It’s bad when a title can sum up a film, at least when the film’s not good. And Unfinished Business is not good. In spite of a talented supporting cast, Unfinished Business is the latest in Vince Vaughn’s seemingly never-ending downward spiral in film roles. Less a wild-and-crazy comedy and more an unwieldy amalgamation of different types of comedy with some schmaltz thrown in, Unfinished Business often comes across as one or two edits shy of a script that could actually work.
The film opens with Dan (Vaughn) quitting his job, rather than take a pay decrease in spite of increasing his success at work. As he leaves, he tells his coworkers that he’s starting a company, and they’re welcome to join. He ends up getting Tim (Tom Wilkerson), who was just let go due to his age, and Mike (Dave Franco), who was at the office for an interview. Cut to a year later, and their potential success hinges on one deal that, of course, won’t go nearly as smoothly as they plan.

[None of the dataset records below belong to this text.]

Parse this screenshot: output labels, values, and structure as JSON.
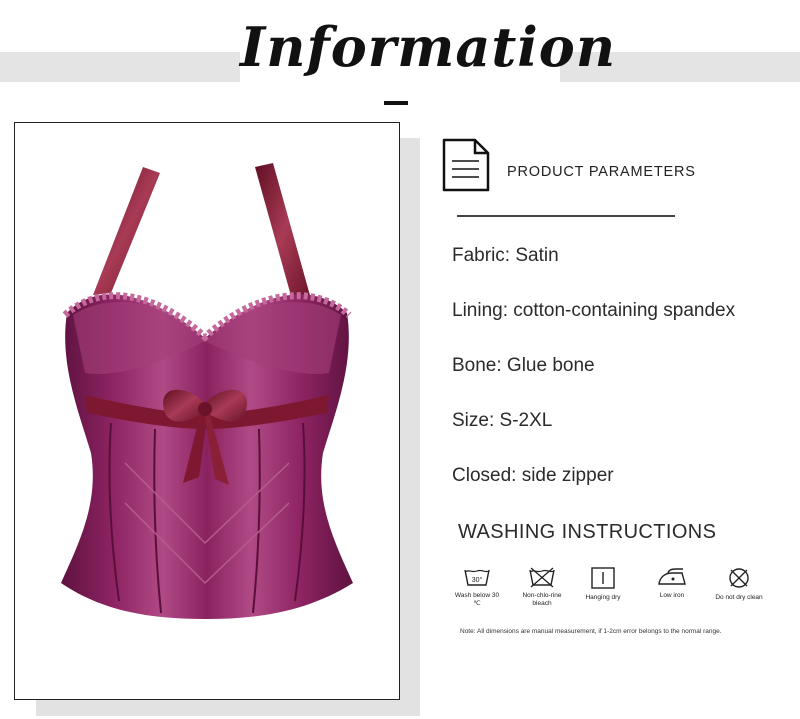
{
  "header": {
    "title": "Information"
  },
  "product_image": {
    "alt": "corset"
  },
  "parameters": {
    "heading": "PRODUCT PARAMETERS",
    "items": [
      "Fabric: Satin",
      "Lining: cotton-containing spandex",
      "Bone: Glue bone",
      "Size: S-2XL",
      "Closed: side zipper"
    ]
  },
  "washing": {
    "heading": "WASHING INSTRUCTIONS",
    "items": [
      {
        "icon": "wash-30-icon",
        "label": "Wash below 30 ℃",
        "symbol_text": "30°"
      },
      {
        "icon": "no-bleach-icon",
        "label": "Non-chlo-rine bleach"
      },
      {
        "icon": "hanging-dry-icon",
        "label": "Hanging dry"
      },
      {
        "icon": "low-iron-icon",
        "label": "Low iron"
      },
      {
        "icon": "no-dry-clean-icon",
        "label": "Do not dry clean"
      }
    ],
    "note": "Note: All dimensions are manual measurement, if 1-2cm error belongs to the normal range."
  },
  "colors": {
    "fabric": "#8e2463",
    "ribbon": "#7d1830",
    "band": "#e4e4e4"
  }
}
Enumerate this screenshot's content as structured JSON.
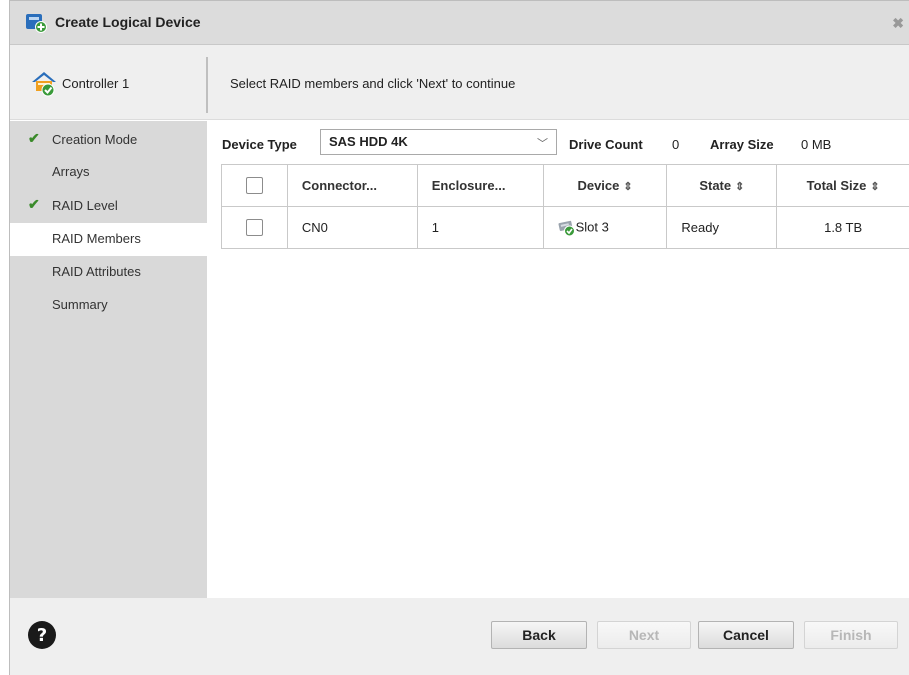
{
  "dialog": {
    "title": "Create Logical Device",
    "close_symbol": "✖"
  },
  "header": {
    "controller_label": "Controller 1",
    "instructions": "Select RAID members and click 'Next' to continue"
  },
  "sidebar": {
    "items": [
      {
        "label": "Creation Mode",
        "checked": true
      },
      {
        "label": "Arrays",
        "checked": false
      },
      {
        "label": "RAID Level",
        "checked": true
      },
      {
        "label": "RAID Members",
        "checked": false,
        "active": true
      },
      {
        "label": "RAID Attributes",
        "checked": false
      },
      {
        "label": "Summary",
        "checked": false
      }
    ]
  },
  "toolbar": {
    "device_type_label": "Device Type",
    "device_type_value": "SAS HDD 4K",
    "drive_count_label": "Drive Count",
    "drive_count_value": "0",
    "array_size_label": "Array Size",
    "array_size_value": "0 MB"
  },
  "table": {
    "columns": [
      "Connector...",
      "Enclosure...",
      "Device",
      "State",
      "Total Size"
    ],
    "rows": [
      {
        "connector": "CN0",
        "enclosure": "1",
        "device": "Slot 3",
        "state": "Ready",
        "total_size": "1.8 TB"
      }
    ]
  },
  "footer": {
    "back_label": "Back",
    "next_label": "Next",
    "cancel_label": "Cancel",
    "finish_label": "Finish"
  },
  "colors": {
    "check_green": "#3a8a2a",
    "help_icon": "#1a1a1a",
    "accent_blue": "#2a6ebb"
  }
}
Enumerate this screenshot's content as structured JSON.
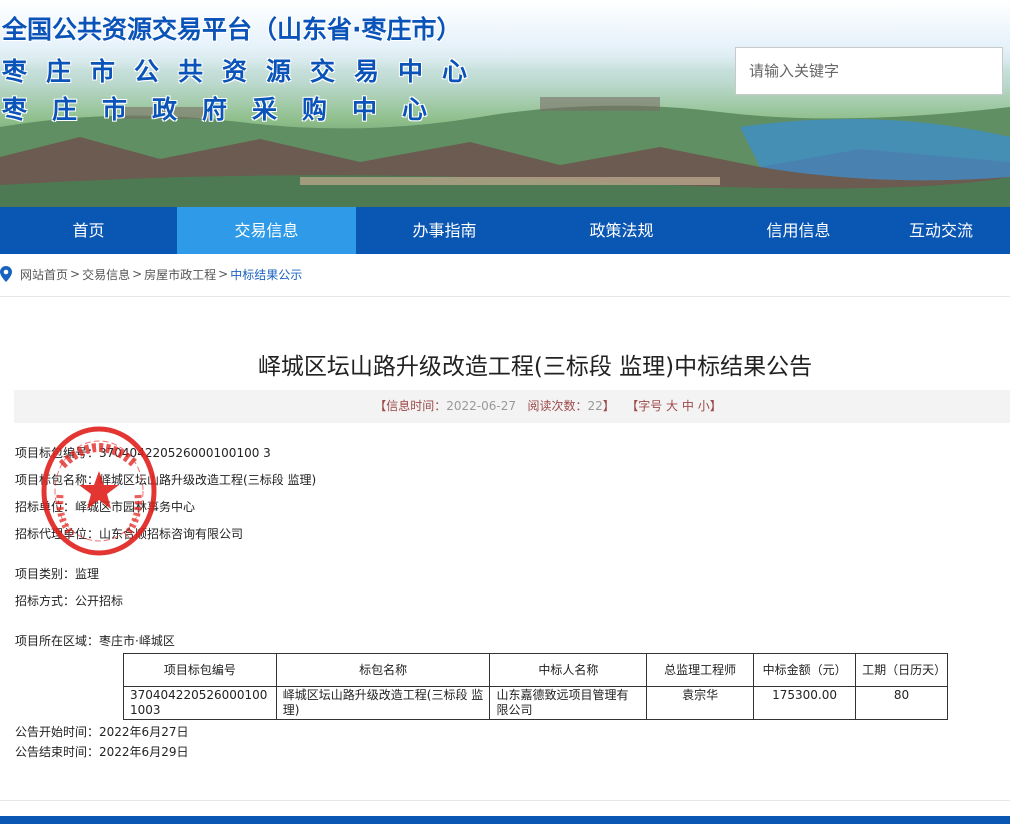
{
  "header": {
    "title_line1": "全国公共资源交易平台（山东省·枣庄市）",
    "title_line2": "枣庄市公共资源交易中心",
    "title_line3": "枣庄市政府采购中心",
    "search_placeholder": "请输入关键字"
  },
  "nav": {
    "items": [
      {
        "label": "首页"
      },
      {
        "label": "交易信息"
      },
      {
        "label": "办事指南"
      },
      {
        "label": "政策法规"
      },
      {
        "label": "信用信息"
      },
      {
        "label": "互动交流"
      }
    ],
    "active_index": 1
  },
  "breadcrumb": {
    "items": [
      "网站首页",
      "交易信息",
      "房屋市政工程",
      "中标结果公示"
    ],
    "separator": ">"
  },
  "article": {
    "title": "峄城区坛山路升级改造工程(三标段 监理)中标结果公告",
    "meta": {
      "info_time_label": "【信息时间：",
      "info_time": "2022-06-27",
      "views_label": "阅读次数：",
      "views": "22",
      "close": "】",
      "font_size_label": "【字号",
      "font_large": "大",
      "font_medium": "中",
      "font_small": "小",
      "font_close": "】"
    },
    "fields": {
      "package_no_label": "项目标包编号：",
      "package_no": "370404220526000100100 3",
      "package_name_label": "项目标包名称：",
      "package_name": "峄城区坛山路升级改造工程(三标段 监理)",
      "tenderer_label": "招标单位：",
      "tenderer": "峄城区市园林事务中心",
      "agent_label": "招标代理单位：",
      "agent": "山东合顺招标咨询有限公司",
      "category_label": "项目类别：",
      "category": "监理",
      "method_label": "招标方式：",
      "method": "公开招标",
      "region_label": "项目所在区域：",
      "region": "枣庄市·峄城区",
      "start_label": "公告开始时间：",
      "start": "2022年6月27日",
      "end_label": "公告结束时间：",
      "end": "2022年6月29日"
    },
    "table": {
      "headers": [
        "项目标包编号",
        "标包名称",
        "中标人名称",
        "总监理工程师",
        "中标金额（元）",
        "工期（日历天）"
      ],
      "rows": [
        [
          "3704042205260001001003",
          "峄城区坛山路升级改造工程(三标段 监理)",
          "山东嘉德致远项目管理有限公司",
          "袁宗华",
          "175300.00",
          "80"
        ]
      ]
    }
  },
  "colors": {
    "nav_bg": "#0a56b3",
    "nav_active": "#2e9ae8",
    "title_blue": "#0a53b8",
    "seal_red": "#e0201c"
  }
}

I don’t expect much from Vaughn these days, and his character here is in keeping with other recent roles: he’s a guy who spouts a ton of one-liners that do nothing but pad out the running time. What had me interested were his two main costars. Tom Wilkinson is one of those actors who can normally elevate anything he’s in, while Dave Franco has established himself as a funnier version of older brother James. Wilkinson, though, seems to actually be going through the motions here. He seems uncomfortable committing to the broader strokes this film tries to create for him, and it doesn’t help that the broad strokes are also relatively tame. Franco at least commits to his character, but in spite of him providing the bulk of the laughs the film manages to offer, the character himself borders on offensive.

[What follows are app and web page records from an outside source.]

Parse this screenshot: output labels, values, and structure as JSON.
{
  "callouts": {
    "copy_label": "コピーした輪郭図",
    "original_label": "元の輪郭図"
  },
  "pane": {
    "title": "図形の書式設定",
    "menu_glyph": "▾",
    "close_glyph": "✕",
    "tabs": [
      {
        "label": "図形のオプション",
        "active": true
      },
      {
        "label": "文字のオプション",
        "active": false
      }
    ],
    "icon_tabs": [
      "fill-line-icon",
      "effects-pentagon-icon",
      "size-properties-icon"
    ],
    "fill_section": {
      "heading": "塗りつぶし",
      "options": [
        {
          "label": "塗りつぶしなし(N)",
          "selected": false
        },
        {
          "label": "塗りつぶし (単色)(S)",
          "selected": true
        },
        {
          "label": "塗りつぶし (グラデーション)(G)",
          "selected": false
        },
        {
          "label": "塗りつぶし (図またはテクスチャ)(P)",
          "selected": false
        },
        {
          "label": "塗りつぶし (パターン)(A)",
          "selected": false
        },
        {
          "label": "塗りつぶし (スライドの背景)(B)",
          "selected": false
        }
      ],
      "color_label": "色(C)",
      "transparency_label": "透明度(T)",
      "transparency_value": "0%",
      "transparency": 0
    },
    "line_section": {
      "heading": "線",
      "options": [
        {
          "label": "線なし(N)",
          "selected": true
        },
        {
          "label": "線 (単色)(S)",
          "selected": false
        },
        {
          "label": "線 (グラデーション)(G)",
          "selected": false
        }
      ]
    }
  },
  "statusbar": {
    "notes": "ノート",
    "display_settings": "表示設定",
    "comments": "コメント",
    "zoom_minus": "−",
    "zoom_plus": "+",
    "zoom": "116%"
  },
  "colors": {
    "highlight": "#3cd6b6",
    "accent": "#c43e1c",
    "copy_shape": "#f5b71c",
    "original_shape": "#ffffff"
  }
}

The film also tries to shoehorn in a subplot about Dan’s children, and the abuse his son is enduring at school. It’s like the filmmakers wanted to add some heart to the story, and the end result is obviously forced into the rest of the film. It drags, which is actually par for the course in Unfinished Business. A handful of scenes aside, including one with Nick Frost as a gay bear who’s into leather at a fetish party, the film feels like a drag. A cumbersome drag.